High Falls Mercantile

Looking for a creative collection of antique, vintage and new things for the home? Head to High Falls



papier mache boxA one-of-a-kind, 1940s Chinese papier-mâché box

As any of its 700-some residents will tell you, my hometown, High Falls, is the Center of the Universe (that’s it’s official nickname, too). It’s a pretty hamlet, with restaurants running from quirky to fine, a wonderful florist-cum-jewelry shop, two potteries, a museum, and several cool home furnishing stores. One of those is High Falls Mercantile, where you’ll find a mix of new, antique, vintage and reproduction furniture and accessories, as well as some quirky curiosities. Walk in and ask “what’s new?” and Larry Ruhl, one of the owners, will likely point to something old, as he did when I dropped in last week. (In this case, it was a truly unusual collection of one-of-a-kind, papier-mâché-covered wicker boxes from China, circa 1940s.)
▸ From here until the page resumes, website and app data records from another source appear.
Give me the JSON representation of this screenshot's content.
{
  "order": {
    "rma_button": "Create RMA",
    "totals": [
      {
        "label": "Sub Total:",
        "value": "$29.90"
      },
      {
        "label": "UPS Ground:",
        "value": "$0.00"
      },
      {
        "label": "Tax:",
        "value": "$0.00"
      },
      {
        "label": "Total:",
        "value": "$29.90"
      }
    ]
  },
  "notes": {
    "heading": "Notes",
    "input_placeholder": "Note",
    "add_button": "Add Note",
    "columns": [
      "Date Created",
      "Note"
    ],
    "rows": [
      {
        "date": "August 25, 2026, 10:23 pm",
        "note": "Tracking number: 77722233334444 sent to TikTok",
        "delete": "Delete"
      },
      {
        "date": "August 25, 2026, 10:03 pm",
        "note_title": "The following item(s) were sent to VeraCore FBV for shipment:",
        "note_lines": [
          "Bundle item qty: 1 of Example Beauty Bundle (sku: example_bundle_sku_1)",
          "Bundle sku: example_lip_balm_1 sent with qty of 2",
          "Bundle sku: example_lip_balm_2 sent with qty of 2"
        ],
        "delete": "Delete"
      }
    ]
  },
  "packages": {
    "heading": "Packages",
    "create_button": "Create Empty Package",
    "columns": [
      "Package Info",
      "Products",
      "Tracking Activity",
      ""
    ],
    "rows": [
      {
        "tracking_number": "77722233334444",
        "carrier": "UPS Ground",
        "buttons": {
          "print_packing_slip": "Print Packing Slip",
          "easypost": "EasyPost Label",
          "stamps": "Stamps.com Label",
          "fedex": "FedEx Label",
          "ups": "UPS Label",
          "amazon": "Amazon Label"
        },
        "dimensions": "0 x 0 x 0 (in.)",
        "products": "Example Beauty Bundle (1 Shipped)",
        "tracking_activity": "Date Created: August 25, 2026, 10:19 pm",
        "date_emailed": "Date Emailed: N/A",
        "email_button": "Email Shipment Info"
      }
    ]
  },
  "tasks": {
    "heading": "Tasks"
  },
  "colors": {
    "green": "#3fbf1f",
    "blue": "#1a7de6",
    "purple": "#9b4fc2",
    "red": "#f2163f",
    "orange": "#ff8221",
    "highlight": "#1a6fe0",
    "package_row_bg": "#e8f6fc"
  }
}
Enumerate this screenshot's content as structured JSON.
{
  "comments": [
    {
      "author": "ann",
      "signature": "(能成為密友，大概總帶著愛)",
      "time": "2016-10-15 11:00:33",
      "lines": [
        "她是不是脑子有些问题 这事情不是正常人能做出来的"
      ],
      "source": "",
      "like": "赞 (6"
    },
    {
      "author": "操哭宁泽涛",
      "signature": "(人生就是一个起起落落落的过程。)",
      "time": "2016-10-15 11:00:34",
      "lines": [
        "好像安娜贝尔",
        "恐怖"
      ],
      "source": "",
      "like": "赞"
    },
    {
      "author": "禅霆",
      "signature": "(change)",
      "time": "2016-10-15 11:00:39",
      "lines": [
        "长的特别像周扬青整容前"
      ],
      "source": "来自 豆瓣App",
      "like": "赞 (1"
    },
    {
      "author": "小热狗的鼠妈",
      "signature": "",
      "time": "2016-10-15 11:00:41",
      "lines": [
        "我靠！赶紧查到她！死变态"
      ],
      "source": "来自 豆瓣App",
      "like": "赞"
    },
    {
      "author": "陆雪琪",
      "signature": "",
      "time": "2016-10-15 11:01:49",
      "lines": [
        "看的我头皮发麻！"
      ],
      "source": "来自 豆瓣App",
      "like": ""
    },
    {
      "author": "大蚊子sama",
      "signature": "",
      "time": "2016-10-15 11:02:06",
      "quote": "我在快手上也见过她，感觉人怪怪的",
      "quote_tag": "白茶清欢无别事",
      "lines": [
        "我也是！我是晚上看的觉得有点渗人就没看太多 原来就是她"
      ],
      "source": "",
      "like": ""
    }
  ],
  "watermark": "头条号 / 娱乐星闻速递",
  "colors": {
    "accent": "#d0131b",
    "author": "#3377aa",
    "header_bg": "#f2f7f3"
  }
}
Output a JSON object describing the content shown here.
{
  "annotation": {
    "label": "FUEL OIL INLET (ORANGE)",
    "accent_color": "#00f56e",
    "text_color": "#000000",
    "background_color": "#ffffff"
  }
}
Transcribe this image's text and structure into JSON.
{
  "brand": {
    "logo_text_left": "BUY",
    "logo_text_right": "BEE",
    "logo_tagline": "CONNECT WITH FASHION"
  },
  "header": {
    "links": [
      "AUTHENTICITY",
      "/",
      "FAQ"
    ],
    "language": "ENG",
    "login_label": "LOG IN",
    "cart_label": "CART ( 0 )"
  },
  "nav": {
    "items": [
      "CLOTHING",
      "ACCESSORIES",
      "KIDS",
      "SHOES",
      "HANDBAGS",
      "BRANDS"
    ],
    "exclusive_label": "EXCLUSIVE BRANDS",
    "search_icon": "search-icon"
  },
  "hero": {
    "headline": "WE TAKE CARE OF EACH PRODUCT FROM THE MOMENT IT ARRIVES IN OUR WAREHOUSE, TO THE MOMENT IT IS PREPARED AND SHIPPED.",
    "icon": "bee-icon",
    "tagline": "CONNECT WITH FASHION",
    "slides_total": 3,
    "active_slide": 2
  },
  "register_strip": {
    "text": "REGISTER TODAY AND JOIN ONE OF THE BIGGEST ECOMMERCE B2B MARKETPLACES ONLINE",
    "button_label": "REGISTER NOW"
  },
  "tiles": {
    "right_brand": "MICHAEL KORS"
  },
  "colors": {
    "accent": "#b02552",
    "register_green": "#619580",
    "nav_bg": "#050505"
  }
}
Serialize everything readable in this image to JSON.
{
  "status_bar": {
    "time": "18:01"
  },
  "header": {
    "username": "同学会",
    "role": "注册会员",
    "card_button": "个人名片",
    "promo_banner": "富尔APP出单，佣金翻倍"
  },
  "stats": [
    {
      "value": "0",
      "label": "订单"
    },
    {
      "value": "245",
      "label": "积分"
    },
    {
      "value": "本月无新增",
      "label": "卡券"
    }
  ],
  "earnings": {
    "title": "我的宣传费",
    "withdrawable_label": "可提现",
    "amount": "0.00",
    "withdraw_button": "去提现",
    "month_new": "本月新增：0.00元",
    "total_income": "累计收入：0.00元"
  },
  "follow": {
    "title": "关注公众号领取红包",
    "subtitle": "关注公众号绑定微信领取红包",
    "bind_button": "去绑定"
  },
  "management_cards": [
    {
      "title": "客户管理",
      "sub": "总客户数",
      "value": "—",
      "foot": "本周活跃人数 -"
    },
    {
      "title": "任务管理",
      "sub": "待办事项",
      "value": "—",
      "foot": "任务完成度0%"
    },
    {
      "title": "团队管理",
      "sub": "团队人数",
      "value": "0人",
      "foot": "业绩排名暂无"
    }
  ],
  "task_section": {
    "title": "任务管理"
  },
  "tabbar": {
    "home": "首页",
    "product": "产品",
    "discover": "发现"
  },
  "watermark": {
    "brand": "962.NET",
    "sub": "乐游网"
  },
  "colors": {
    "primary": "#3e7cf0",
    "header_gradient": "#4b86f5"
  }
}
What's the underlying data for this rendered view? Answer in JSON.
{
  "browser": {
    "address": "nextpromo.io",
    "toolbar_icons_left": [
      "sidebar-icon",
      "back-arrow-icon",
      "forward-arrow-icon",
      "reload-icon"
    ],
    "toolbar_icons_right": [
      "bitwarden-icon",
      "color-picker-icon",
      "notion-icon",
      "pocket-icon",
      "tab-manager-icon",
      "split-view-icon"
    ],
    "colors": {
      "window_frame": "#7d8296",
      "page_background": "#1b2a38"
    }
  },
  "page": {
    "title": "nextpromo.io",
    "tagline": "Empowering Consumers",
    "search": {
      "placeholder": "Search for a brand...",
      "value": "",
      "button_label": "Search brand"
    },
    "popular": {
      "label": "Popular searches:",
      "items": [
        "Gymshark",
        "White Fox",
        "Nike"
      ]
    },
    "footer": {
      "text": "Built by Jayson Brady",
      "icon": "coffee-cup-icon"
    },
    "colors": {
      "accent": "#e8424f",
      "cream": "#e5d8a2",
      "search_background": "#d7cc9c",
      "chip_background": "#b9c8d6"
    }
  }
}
Ruhl and Jeff Serouya (“partners in life, business, and animal ownership,” as Ruhl cheerfully puts it) are transplants from New York, who went in search of furnishings for their home in the Hudson Valley when they moved here a few years ago. They didn’t find the kind of store they were looking for, so in 2004, they opened their own in a renovated 19th-century building in the heart of High Falls (which, as I mentioned earlier, is the center of the universe).

botanical printThe Maggot-Bearing Staphelia, one of many colorful botanical prints

Their flair for mixing old, quirky, and traditional furnishings was on display from the start, most notably in the original, sometimes phantasmagorical, window dressings that Ruhl creates. (They look even better at night.) Both also have an eye for the beauty of everyday objects, as you’ll see from the framed fragments of wallpaper or old tools, tractor parts, and fishing spears mounted on end like sculptures.

The new merchandise runs from notepads and linen dishtowels to dinnerware and glassware, cotton and wool rugs, beautiful pillows, upholstery fabric by the yard, and cushy sofas and chairs. A concrete pedestal coffee table for $525 would look dramatic indoors or out. Among the antique furniture recently were some Mission-style dining chairs for $125 each. Vintage pieces include ironstone, transferware, lusterware, mismatched silver-plate cutlery, glazed mixing bowls and pitchers from the 1940s and ’50s, and, last week at least, a folding screen made of narrow, old door panels. There are all kinds of interesting prints, too. I loved the vibrant botanicals (including one of The Maggot-Bearing Staphelia, above right), and the framed, old pressed-flower botanicals from the late 1800s.

inside the shop Old and new kitchenware and accessories sit side by side

The store smells wonderful, thanks to the Santa Maria Novella soaps, fragrances and beauty products. The Florentine apothecary has been milling soaps and making nice-smelling things since it was founded by Dominican Friars around 1221, and has evidently perfected the art over the centuries. Cheap it isn’t: a bar of soap can run $40, but the scents are heavenly, the ingredients are all natural and not tested on animals, and the soap “lasts forever,” Ruhl says. “We have a crazy customer base for that line. Crazy for it, I mean.”

If you have trouble visualizing, Ruhl will let you take things home to see if they’ll work. If you have trouble pulling it all together, he’s an interior designer, and can help. Serouya works in real estate, but you’ll often catch him in the store. (“Mostly I keep Jeff for important things like taking out the trash,” Ruhl jokes.) Both will give you a warm welcome, even if you’re only browsing. They like well-behaved dogs, too. For more information, click here, and check out their video on YouTube.